If an investment asset is sold for a profit, a capital gain is realised. Tax laws require you to report all capital gains and include the gains in your income to be taxed. Capital gains are divided into long-term gains and short-term gains. Each type is taxed at a different rate.
According to the Internal Revenue Service, any asset you sell for a profit results in a reportable capital gains. Capital gains are most often associated with investments such as stock or real estate. However, if you sell another asset such as a car or piece of antique furniture for more than you paid for it, the resulting capital gain must be reported and the tax on the gain paid.
Long vs. Short Term
A long-term capital gain comes from an asset owned for more than one year. If the asset was owned for one year or less, the resulting gain is a short-term gain. The time an asset is owned is measured from the date it was purchased until the date the asset was sold.
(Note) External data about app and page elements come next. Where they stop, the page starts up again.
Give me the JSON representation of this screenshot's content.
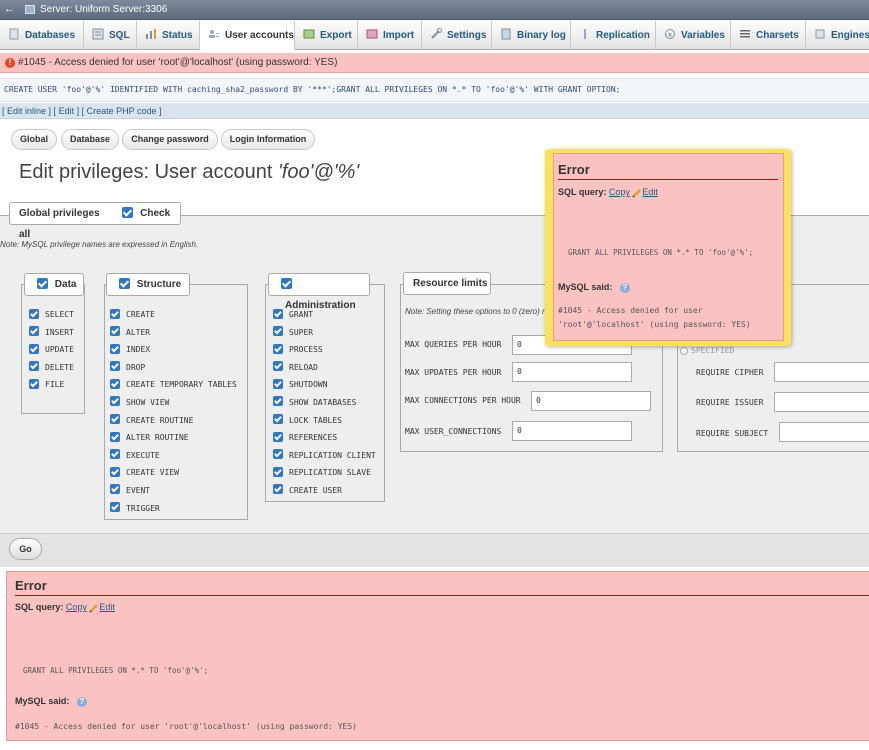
{
  "server_bar": {
    "title": "Server: Uniform Server:3306"
  },
  "tabs": [
    {
      "label": "Databases",
      "icon": "database-icon"
    },
    {
      "label": "SQL",
      "icon": "sql-icon"
    },
    {
      "label": "Status",
      "icon": "status-icon"
    },
    {
      "label": "User accounts",
      "icon": "users-icon"
    },
    {
      "label": "Export",
      "icon": "export-icon"
    },
    {
      "label": "Import",
      "icon": "import-icon"
    },
    {
      "label": "Settings",
      "icon": "wrench-icon"
    },
    {
      "label": "Binary log",
      "icon": "log-icon"
    },
    {
      "label": "Replication",
      "icon": "replication-icon"
    },
    {
      "label": "Variables",
      "icon": "variables-icon"
    },
    {
      "label": "Charsets",
      "icon": "charsets-icon"
    },
    {
      "label": "Engines",
      "icon": "engines-icon"
    }
  ],
  "error_banner": {
    "text": "#1045 - Access denied for user 'root'@'localhost' (using password: YES)"
  },
  "query": {
    "text": "CREATE USER 'foo'@'%' IDENTIFIED WITH caching_sha2_password BY '***';GRANT ALL PRIVILEGES ON *.* TO 'foo'@'%' WITH GRANT OPTION;"
  },
  "query_links": {
    "edit_inline": "Edit inline",
    "edit": "Edit",
    "create_php": "Create PHP code"
  },
  "subtabs": [
    "Global",
    "Database",
    "Change password",
    "Login Information"
  ],
  "page_title": {
    "prefix": "Edit privileges: User account ",
    "account": "'foo'@'%'"
  },
  "global_privileges": {
    "label": "Global privileges",
    "check_all": "Check all"
  },
  "note": "Note: MySQL privilege names are expressed in English.",
  "groups": {
    "data": {
      "label": "Data",
      "items": [
        "SELECT",
        "INSERT",
        "UPDATE",
        "DELETE",
        "FILE"
      ]
    },
    "structure": {
      "label": "Structure",
      "items": [
        "CREATE",
        "ALTER",
        "INDEX",
        "DROP",
        "CREATE TEMPORARY TABLES",
        "SHOW VIEW",
        "CREATE ROUTINE",
        "ALTER ROUTINE",
        "EXECUTE",
        "CREATE VIEW",
        "EVENT",
        "TRIGGER"
      ]
    },
    "administration": {
      "label": "Administration",
      "items": [
        "GRANT",
        "SUPER",
        "PROCESS",
        "RELOAD",
        "SHUTDOWN",
        "SHOW DATABASES",
        "LOCK TABLES",
        "REFERENCES",
        "REPLICATION CLIENT",
        "REPLICATION SLAVE",
        "CREATE USER"
      ]
    }
  },
  "resource_limits": {
    "label": "Resource limits",
    "note": "Note: Setting these options to 0 (zero) r",
    "rows": [
      {
        "label": "MAX QUERIES PER HOUR",
        "value": "0"
      },
      {
        "label": "MAX UPDATES PER HOUR",
        "value": "0"
      },
      {
        "label": "MAX CONNECTIONS PER HOUR",
        "value": "0"
      },
      {
        "label": "MAX USER_CONNECTIONS",
        "value": "0"
      }
    ]
  },
  "ssl": {
    "specified": "SPECIFIED",
    "rows": [
      "REQUIRE CIPHER",
      "REQUIRE ISSUER",
      "REQUIRE SUBJECT"
    ]
  },
  "go_button": "Go",
  "error_popup": {
    "title": "Error",
    "sql_query_label": "SQL query:",
    "copy": "Copy",
    "edit": "Edit",
    "code": "GRANT ALL PRIVILEGES ON  *.* TO 'foo'@'%';",
    "mysql_said": "MySQL said:",
    "message_line1": "#1045 - Access denied for user",
    "message_line2": "'root'@'localhost' (using password: YES)"
  },
  "error_bottom": {
    "title": "Error",
    "sql_query_label": "SQL query:",
    "copy": "Copy",
    "edit": "Edit",
    "code": "GRANT ALL PRIVILEGES ON  *.* TO 'foo'@'%';",
    "mysql_said": "MySQL said:",
    "message": "#1045 - Access denied for user 'root'@'localhost' (using password: YES)"
  }
}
Capital gains are only realised if an asset is sold. As long as an investment remains in your possession or portfolio, no capital gain has been realised.
Losses from the sale of assets held for investment can be used to reduce the taxes from capital gains. Capital losses are divided into short-term and long-term losses using the same time criteria for gains. When reporting losses for tax purposes, short-term losses are first used to offset short-term capital gains and long-term losses are used against long-term gains. Excess losses can be used against the other type of gain or other income.
Short-term capital gains are taxed at the tax payer's marginal tax bracket. At the time of publication, income tax brackets ranged from 10 per cent to 35 per cent. Short-term gains will be taxed at an individual's highest tax bracket. Long-term capital gains are taxed at lower rates. If the taxpayer's marginal tax bracket is 15 per cent or less, the long-term gain tax rate is 0 per cent. For tax brackets of 25 per cent and higher, the long-term capital gain tax rate is 15 per cent.